>>> -	memblock_remove_range(&memblock.reserved,
>>> -			base + size, PHYS_ADDR_MAX);
>>> +	for_each_mem_range(i, &memblock.reserved, regions_to_keep, NUMA_NO_NODE,
>>> +			   MEMBLOCK_NONE, &start, &end, NULL)
>>> +		memblock_remove_range(&memblock.reserved, start, end);
>>
>> There are the same issues as above.
>>
>>>  }
>>>  
>>>  void __init memblock_mem_limit_remove_map(phys_addr_t limit)
>>>  {
>>> +	struct memblock_region rgn = {
>>> +		.base = 0,
>>> +	};
>>> +
>>> +	struct memblock_type region_to_keep = {
>>> +		.cnt = 1,
>>> +		.max = 1,
>>> +		.regions = &rgn,
>>> +	};
>>> +

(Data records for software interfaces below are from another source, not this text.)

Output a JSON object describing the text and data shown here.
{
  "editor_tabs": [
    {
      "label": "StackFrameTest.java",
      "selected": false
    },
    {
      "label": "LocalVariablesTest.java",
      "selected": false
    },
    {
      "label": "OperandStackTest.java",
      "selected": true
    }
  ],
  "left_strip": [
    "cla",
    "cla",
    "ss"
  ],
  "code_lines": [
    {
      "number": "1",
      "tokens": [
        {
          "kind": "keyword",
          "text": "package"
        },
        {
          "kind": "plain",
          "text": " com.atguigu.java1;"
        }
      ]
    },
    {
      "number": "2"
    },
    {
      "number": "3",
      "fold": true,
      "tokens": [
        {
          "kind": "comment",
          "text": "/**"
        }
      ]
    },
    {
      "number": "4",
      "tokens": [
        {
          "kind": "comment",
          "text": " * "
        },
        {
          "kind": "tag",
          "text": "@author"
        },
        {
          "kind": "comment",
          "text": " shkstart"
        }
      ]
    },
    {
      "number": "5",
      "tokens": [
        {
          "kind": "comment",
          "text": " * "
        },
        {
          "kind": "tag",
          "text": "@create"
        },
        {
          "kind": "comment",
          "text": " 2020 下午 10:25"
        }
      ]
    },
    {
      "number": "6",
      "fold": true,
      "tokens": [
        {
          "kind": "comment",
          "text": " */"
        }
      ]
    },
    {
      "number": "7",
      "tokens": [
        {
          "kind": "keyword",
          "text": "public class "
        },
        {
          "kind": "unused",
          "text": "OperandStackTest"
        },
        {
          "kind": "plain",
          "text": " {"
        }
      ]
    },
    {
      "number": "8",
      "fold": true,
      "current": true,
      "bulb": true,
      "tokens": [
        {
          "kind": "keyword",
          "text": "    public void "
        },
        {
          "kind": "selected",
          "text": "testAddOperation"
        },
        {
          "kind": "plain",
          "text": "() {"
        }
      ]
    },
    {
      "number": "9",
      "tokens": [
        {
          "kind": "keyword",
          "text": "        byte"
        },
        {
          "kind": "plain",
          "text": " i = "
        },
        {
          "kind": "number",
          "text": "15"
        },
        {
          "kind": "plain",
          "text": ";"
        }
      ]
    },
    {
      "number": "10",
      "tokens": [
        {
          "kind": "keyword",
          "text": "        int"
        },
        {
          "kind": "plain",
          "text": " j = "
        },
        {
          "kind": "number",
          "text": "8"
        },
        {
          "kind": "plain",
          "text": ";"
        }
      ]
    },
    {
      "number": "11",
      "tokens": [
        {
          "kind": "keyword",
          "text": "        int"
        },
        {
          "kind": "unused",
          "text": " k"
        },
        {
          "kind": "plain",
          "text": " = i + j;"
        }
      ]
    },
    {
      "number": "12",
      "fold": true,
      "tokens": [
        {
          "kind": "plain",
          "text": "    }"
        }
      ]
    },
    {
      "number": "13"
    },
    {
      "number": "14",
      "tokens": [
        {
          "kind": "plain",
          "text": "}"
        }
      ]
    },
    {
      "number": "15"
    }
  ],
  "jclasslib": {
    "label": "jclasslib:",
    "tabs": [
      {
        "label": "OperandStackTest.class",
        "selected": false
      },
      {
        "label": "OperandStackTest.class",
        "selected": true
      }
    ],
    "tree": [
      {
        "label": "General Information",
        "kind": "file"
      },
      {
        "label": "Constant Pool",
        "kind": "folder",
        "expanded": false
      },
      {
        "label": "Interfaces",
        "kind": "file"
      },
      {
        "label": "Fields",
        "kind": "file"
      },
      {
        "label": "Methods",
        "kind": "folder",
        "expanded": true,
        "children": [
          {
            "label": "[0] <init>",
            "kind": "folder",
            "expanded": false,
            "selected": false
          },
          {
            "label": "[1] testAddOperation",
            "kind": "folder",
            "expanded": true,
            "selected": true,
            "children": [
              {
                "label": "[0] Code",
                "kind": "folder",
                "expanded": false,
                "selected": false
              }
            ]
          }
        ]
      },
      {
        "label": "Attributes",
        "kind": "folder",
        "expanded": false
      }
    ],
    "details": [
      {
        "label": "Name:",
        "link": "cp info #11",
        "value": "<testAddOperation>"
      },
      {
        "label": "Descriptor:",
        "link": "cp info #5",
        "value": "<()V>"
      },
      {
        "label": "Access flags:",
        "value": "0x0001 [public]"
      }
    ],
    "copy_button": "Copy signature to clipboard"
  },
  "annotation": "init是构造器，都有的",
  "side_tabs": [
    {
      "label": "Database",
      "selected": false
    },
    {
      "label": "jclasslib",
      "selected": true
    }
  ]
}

>>>  	phys_addr_t max_addr;
>>>  
>>>  	if (!limit)
>>> @@ -1646,7 +1644,8 @@ void __init memblock_mem_limit_remove_map(phys_addr_t limit)
>>>  	if (max_addr == PHYS_ADDR_MAX)
>>>  		return;
>>>  
>>> -	memblock_cap_memory_range(0, max_addr);
>>> +	region_to_keep.regions[0].size = max_addr;
>>> +	memblock_cap_memory_ranges(&region_to_keep);
>>>  }
>>>  
>>>  static int __init_memblock memblock_search(struct memblock_type *type, phys_addr_t addr)
>>>
>>
>> Thanks,
>> Chen Zhou
>>
> 




More information about the kexec mailing list